Where does the word "карантину" appear in the data? Copy every line that holds it.

══════════════════════════════

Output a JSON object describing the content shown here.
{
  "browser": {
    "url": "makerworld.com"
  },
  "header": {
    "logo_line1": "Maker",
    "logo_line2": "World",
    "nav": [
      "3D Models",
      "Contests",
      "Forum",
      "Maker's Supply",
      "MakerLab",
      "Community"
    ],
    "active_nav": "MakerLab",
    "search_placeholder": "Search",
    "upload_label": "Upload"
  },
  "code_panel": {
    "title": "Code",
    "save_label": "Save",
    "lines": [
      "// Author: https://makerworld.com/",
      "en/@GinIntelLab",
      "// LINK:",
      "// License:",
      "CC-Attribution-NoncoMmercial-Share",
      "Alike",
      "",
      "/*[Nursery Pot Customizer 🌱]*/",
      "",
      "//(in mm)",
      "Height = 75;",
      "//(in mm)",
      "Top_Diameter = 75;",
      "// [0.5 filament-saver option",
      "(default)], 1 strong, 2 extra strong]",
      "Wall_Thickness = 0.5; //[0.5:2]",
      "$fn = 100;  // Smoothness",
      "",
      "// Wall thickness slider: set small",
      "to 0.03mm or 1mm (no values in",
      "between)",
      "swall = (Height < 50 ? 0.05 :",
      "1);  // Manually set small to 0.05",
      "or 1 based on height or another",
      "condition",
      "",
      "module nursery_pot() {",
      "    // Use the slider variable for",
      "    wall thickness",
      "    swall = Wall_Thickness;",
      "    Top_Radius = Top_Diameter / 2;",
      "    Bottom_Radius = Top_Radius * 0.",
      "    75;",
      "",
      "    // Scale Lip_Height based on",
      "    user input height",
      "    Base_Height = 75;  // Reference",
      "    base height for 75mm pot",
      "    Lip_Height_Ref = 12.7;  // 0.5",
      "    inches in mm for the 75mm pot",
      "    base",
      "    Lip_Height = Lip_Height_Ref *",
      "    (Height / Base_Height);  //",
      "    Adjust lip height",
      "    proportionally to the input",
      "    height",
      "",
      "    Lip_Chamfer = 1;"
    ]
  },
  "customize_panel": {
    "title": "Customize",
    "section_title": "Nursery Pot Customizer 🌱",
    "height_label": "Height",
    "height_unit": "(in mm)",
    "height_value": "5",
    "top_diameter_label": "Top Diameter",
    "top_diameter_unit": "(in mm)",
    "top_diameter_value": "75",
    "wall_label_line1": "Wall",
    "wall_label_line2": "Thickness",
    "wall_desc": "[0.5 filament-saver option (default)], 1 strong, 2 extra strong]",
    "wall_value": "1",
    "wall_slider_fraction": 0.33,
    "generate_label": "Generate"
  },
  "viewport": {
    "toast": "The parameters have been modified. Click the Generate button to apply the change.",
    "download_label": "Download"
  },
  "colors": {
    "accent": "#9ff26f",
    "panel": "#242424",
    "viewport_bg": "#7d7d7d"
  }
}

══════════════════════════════

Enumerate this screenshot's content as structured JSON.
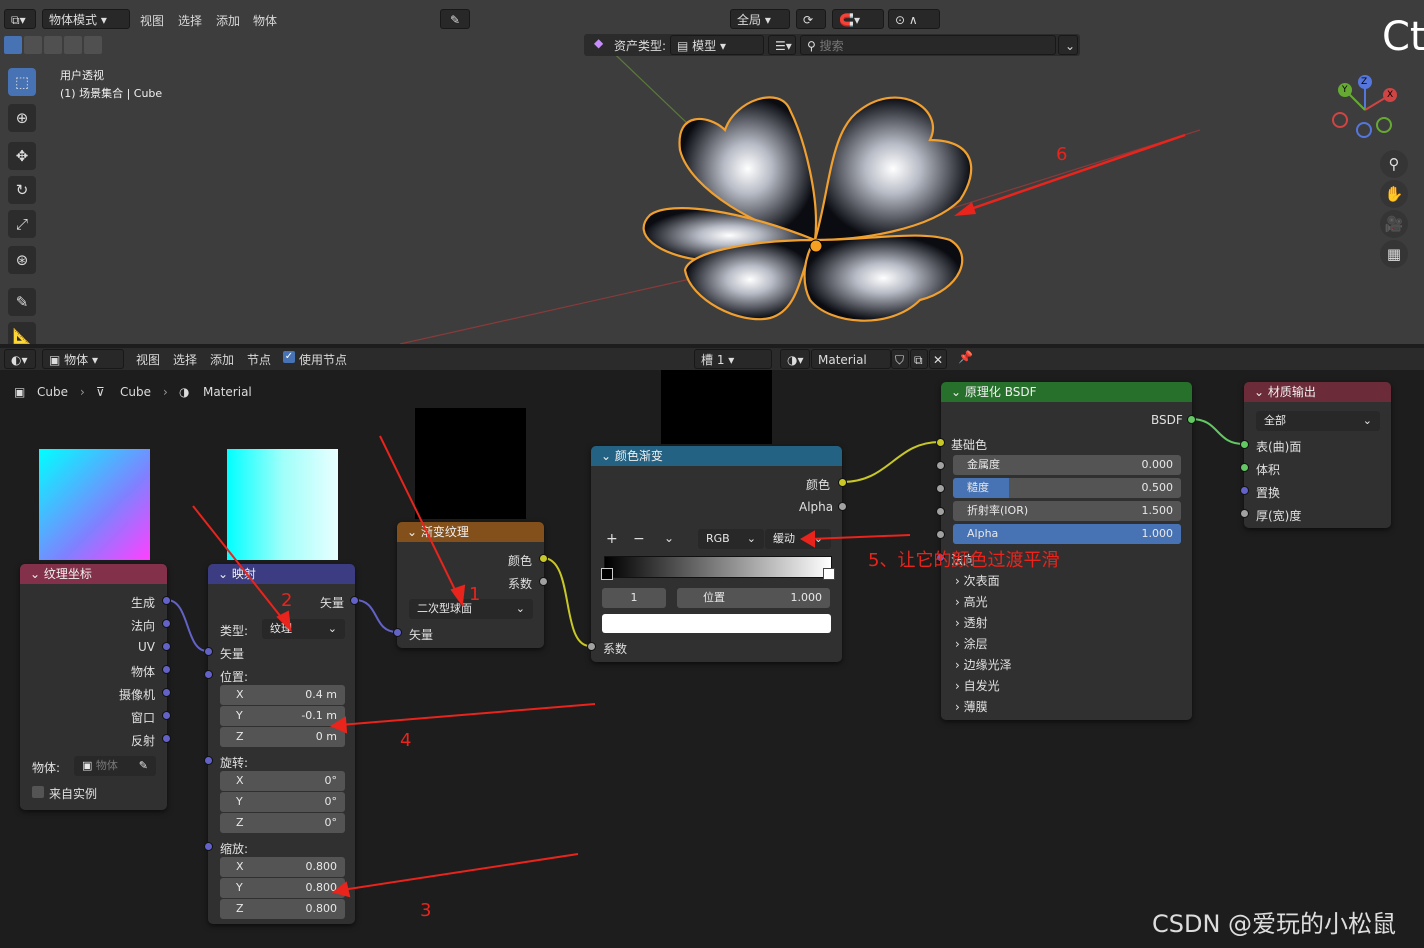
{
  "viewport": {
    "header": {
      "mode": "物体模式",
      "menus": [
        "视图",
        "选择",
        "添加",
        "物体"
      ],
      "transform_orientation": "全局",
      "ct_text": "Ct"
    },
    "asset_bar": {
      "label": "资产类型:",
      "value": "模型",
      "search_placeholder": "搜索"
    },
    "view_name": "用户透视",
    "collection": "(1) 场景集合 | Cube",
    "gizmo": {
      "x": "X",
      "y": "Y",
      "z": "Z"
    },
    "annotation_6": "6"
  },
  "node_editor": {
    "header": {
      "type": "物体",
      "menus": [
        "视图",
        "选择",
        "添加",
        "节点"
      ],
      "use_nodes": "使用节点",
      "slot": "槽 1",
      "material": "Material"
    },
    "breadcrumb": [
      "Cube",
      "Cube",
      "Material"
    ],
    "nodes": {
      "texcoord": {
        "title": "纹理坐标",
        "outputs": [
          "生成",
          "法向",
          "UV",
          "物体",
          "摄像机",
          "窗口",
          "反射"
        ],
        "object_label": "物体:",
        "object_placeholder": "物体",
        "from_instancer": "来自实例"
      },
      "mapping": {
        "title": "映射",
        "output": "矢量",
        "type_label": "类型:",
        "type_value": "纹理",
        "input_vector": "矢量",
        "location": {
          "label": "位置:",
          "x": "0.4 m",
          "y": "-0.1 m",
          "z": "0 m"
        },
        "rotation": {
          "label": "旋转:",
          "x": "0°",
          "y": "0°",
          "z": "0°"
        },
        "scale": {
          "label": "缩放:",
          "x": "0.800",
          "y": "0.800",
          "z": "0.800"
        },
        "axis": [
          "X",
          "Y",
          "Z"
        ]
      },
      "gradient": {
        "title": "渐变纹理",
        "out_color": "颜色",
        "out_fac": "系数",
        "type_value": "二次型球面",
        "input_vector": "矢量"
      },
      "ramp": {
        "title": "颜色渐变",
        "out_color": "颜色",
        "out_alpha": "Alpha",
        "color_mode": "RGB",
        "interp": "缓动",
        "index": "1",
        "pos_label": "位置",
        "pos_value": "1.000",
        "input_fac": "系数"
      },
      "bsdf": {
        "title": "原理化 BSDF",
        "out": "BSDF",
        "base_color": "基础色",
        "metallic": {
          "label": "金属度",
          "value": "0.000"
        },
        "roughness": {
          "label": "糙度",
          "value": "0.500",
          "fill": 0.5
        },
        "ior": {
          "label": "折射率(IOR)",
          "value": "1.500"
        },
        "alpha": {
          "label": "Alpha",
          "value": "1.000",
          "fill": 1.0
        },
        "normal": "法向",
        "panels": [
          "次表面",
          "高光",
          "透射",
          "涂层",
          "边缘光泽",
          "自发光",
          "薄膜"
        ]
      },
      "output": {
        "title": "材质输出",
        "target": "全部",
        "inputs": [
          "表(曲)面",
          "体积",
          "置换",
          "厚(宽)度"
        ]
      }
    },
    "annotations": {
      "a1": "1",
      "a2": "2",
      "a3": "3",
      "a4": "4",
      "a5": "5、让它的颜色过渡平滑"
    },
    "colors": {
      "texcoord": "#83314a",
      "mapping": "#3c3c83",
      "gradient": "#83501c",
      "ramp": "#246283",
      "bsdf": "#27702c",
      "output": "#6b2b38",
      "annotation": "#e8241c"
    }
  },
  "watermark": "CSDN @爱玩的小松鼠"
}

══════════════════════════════

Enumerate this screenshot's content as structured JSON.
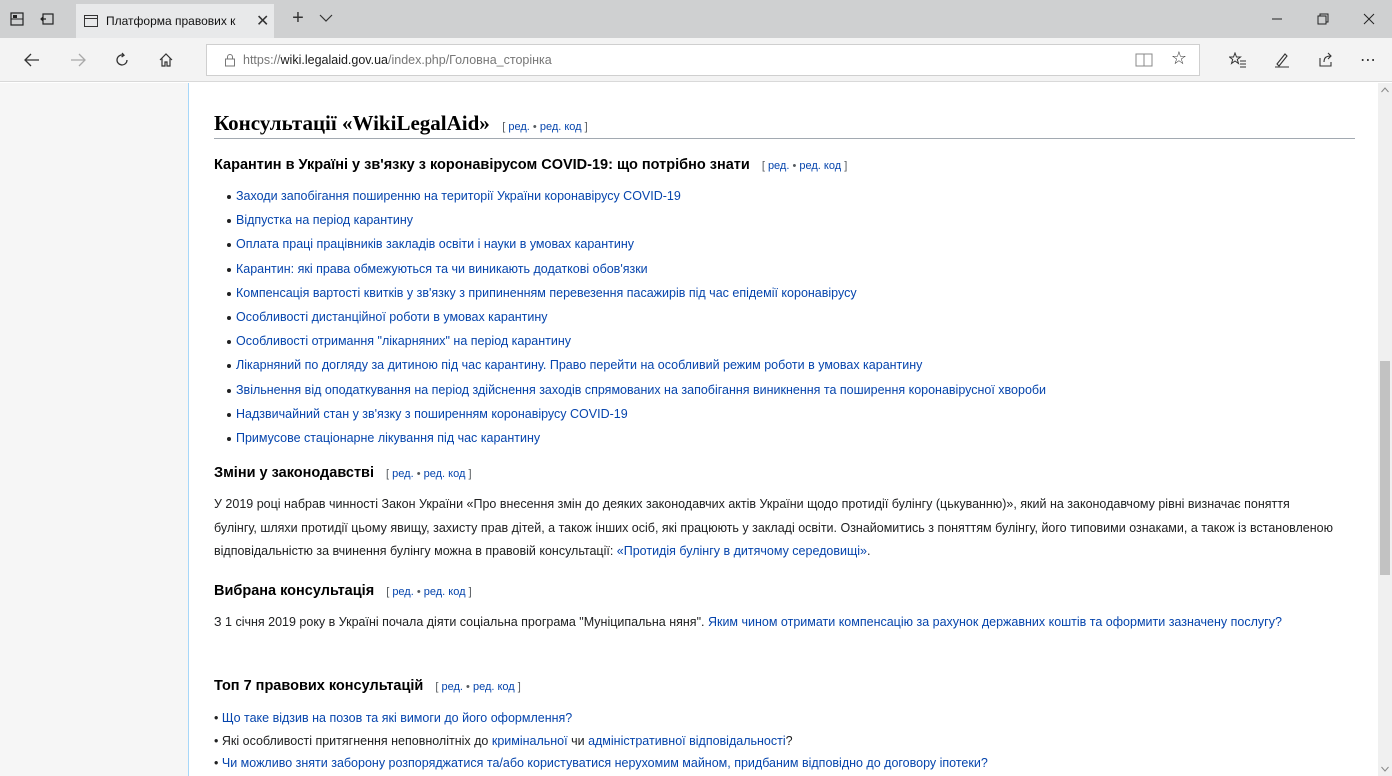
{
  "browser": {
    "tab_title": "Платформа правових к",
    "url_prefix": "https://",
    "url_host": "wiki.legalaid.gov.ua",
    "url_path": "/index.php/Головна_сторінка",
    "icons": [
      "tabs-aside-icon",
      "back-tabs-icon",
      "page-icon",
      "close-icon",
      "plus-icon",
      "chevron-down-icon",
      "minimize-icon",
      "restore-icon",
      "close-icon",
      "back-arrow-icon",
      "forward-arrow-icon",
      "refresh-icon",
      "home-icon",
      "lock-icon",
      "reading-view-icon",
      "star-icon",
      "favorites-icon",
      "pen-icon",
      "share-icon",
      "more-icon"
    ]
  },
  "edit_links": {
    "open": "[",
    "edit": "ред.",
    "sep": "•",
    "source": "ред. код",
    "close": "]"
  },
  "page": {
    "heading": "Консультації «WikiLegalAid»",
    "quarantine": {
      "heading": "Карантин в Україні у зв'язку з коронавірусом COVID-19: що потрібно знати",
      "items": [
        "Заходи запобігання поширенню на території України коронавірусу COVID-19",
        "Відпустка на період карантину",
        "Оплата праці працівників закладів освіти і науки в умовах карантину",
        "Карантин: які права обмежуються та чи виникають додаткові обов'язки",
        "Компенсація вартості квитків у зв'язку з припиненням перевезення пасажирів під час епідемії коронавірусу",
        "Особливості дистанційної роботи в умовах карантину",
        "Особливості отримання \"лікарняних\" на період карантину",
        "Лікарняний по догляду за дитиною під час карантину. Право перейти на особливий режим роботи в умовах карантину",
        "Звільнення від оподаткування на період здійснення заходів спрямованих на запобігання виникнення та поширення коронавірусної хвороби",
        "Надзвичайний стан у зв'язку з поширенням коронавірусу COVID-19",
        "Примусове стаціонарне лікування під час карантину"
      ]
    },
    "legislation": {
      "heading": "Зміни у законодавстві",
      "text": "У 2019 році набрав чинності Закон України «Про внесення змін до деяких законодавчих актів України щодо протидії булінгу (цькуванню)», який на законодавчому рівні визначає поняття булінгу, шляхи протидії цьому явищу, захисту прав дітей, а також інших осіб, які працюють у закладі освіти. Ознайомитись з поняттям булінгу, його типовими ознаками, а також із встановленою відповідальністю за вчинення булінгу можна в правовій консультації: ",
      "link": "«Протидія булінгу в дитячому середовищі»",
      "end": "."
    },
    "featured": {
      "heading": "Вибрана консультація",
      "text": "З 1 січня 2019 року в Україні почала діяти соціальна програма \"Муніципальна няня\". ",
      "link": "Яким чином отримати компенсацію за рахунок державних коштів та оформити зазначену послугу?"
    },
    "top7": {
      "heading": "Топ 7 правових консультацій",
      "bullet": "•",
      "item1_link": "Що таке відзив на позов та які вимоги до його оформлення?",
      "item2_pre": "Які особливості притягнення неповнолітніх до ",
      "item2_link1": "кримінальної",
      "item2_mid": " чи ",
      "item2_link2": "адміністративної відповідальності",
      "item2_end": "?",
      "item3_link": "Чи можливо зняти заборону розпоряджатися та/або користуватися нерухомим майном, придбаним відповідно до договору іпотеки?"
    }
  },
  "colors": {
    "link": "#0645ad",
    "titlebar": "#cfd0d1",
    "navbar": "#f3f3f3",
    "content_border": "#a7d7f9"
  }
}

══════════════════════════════

» WRITTEN RESPONSE
        "Відпустка на період карантину",
        "Оплата праці працівників закладів освіти і науки в умовах карантину",
        "Особливості дистанційної роботи в умовах карантину",
        "Особливості отримання \"лікарняних\" на період карантину",
        "Лікарняний по догляду за дитиною під час карантину. Право перейти на особливий режим роботи в умовах карантину",
        "Примусове стаціонарне лікування під час карантину"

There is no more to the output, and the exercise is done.